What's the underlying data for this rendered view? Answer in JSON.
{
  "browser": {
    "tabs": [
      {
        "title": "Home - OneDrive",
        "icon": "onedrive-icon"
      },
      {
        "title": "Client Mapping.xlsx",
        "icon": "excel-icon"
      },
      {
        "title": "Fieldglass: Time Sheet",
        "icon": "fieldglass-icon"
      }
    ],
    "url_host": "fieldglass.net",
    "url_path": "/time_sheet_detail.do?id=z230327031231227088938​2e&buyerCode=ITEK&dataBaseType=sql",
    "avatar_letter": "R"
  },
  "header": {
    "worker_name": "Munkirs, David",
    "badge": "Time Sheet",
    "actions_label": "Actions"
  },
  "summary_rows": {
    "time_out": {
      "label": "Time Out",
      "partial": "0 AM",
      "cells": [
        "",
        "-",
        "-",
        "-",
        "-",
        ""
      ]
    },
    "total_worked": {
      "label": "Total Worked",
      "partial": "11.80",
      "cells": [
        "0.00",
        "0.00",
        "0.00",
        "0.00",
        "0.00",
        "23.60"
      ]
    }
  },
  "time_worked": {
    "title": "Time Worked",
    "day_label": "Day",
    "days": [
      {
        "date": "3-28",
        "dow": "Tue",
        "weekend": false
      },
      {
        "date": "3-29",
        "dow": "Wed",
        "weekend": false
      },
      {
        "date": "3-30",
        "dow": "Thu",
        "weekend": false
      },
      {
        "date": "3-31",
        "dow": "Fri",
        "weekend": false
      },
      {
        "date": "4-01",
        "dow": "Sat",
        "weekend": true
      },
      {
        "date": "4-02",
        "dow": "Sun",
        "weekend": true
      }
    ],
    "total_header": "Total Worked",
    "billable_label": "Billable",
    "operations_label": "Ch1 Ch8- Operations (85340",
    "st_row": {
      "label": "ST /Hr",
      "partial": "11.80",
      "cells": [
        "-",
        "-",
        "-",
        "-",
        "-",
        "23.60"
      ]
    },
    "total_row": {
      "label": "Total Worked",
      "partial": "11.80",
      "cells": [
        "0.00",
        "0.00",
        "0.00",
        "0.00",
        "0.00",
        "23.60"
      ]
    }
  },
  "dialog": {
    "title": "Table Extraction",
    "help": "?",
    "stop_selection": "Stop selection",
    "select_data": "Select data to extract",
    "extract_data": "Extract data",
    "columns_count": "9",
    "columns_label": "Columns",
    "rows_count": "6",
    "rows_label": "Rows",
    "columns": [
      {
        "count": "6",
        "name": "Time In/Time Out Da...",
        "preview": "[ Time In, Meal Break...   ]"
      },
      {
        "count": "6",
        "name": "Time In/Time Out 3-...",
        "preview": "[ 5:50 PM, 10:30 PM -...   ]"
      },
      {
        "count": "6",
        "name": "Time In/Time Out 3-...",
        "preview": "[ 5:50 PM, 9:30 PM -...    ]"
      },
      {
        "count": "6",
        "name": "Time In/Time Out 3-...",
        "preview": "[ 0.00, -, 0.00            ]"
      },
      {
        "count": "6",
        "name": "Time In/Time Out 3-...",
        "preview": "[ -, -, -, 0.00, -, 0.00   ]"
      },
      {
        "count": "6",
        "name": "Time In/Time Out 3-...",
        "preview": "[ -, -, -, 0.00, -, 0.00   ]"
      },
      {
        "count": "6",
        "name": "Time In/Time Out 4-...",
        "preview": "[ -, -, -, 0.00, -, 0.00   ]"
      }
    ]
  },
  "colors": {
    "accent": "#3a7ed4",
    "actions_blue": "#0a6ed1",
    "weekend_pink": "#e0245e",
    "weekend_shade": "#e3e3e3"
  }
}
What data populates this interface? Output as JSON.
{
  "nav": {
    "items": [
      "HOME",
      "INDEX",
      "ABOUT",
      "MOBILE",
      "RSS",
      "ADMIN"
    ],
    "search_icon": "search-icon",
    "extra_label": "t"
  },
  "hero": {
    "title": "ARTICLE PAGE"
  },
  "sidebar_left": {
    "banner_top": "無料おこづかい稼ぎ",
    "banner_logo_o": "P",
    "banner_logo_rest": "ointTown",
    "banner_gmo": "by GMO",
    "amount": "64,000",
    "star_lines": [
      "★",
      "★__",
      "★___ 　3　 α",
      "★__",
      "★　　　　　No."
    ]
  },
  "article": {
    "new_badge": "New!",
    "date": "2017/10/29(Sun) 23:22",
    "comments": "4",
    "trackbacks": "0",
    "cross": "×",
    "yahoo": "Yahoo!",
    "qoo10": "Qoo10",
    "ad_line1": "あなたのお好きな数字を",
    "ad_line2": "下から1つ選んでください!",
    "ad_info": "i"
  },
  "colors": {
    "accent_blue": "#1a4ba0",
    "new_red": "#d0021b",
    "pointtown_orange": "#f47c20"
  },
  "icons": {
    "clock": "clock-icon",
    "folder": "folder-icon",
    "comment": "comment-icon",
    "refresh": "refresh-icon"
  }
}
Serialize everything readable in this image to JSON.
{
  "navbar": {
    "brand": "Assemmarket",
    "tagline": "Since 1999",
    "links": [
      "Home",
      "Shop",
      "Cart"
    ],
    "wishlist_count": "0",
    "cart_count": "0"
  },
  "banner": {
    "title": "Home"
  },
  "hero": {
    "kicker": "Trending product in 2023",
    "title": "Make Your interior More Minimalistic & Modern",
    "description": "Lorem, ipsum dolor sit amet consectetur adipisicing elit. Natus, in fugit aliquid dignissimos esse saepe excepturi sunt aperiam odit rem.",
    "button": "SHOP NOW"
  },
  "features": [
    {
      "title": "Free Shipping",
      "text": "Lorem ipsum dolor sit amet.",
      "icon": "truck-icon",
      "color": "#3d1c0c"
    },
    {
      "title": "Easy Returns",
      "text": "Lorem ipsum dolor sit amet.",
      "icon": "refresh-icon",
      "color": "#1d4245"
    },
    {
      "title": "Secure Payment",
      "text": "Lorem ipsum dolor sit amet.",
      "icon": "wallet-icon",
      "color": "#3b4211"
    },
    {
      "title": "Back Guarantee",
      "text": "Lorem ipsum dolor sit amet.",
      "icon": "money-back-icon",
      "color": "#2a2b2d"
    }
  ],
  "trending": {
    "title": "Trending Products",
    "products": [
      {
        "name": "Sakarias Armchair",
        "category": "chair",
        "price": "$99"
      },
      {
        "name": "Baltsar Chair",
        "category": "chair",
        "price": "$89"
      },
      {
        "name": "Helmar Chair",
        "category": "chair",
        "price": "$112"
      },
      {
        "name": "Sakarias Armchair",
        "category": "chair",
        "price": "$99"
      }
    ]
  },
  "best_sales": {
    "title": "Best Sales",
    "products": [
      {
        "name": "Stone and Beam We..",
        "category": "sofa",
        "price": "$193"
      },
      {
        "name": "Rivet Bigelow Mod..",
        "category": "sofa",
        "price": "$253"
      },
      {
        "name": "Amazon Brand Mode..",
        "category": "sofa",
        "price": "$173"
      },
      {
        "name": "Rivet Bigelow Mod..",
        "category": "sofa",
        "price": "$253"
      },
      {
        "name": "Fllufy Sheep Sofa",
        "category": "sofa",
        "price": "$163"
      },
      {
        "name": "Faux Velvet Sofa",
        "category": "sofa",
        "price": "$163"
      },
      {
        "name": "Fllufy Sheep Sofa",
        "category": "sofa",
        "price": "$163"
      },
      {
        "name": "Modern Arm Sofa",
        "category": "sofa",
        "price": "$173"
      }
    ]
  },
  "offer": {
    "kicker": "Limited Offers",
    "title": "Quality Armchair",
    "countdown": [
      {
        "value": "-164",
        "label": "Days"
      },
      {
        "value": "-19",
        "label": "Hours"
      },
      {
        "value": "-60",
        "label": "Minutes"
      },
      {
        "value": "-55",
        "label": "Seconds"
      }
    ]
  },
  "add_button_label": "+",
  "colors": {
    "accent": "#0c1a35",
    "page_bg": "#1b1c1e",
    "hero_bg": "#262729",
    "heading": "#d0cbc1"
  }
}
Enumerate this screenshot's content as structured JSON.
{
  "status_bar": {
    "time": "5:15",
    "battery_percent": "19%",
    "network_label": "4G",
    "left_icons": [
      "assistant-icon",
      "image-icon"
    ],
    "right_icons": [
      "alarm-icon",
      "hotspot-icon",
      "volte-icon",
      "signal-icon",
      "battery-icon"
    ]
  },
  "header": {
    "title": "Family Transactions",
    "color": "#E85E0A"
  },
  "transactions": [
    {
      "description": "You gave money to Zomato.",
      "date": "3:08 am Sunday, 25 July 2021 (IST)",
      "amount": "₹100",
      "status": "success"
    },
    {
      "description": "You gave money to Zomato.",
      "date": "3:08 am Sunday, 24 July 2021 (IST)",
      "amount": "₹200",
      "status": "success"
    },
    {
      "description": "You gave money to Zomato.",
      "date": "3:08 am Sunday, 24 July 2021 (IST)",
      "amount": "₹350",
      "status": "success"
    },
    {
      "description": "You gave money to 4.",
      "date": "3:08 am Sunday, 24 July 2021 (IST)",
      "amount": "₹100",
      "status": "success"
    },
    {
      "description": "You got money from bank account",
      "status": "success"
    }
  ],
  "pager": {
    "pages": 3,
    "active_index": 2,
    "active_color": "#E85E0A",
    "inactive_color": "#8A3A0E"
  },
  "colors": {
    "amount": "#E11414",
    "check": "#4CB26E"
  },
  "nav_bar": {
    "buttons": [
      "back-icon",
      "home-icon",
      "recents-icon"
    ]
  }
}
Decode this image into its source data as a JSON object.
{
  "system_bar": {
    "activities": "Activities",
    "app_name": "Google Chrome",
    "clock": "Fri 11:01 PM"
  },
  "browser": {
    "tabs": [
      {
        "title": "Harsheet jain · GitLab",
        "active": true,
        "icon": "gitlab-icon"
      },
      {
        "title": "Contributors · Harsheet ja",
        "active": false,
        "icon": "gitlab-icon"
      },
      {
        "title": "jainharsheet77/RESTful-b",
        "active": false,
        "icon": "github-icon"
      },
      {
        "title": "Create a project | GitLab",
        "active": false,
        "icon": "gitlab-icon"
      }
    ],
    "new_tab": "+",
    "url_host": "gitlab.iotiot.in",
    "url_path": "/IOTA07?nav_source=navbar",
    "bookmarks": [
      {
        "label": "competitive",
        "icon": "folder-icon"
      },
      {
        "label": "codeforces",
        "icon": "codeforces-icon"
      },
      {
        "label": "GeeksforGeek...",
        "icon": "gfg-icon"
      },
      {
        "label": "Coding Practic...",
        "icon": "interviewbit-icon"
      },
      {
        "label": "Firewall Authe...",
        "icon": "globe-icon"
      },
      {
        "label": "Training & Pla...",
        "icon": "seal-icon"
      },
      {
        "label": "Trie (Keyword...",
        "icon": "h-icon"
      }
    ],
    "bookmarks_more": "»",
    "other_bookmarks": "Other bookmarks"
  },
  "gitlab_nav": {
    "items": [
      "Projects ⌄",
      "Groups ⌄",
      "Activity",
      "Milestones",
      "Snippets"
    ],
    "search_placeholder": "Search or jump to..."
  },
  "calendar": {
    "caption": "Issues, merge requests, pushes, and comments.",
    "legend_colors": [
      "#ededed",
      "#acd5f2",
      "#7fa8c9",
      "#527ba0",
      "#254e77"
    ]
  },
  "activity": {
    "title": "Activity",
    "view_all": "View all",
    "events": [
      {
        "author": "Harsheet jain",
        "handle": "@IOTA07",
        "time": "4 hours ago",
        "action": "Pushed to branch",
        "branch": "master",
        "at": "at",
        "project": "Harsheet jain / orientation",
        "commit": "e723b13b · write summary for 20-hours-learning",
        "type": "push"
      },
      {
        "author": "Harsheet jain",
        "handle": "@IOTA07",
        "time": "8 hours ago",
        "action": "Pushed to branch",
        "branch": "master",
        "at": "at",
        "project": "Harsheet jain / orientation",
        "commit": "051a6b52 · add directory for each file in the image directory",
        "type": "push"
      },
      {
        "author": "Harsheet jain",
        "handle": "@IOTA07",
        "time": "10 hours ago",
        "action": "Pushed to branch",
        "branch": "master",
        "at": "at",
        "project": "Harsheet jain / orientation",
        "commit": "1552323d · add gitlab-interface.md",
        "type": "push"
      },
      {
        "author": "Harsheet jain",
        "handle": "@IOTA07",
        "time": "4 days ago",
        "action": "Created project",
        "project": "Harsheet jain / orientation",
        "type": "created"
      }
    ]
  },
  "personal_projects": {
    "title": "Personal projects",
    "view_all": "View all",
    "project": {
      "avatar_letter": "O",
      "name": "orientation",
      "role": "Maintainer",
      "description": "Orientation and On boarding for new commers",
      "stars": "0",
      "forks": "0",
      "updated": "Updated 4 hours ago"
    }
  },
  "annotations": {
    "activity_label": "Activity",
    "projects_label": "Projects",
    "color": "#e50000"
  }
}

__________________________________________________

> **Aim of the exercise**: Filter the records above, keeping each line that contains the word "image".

> **Response for this exercise**:
Serialize everything readable in this image to JSON.
      "image-icon"
Decode this image into its source data as a JSON object.
        "commit": "051a6b52 · add directory for each file in the image directory",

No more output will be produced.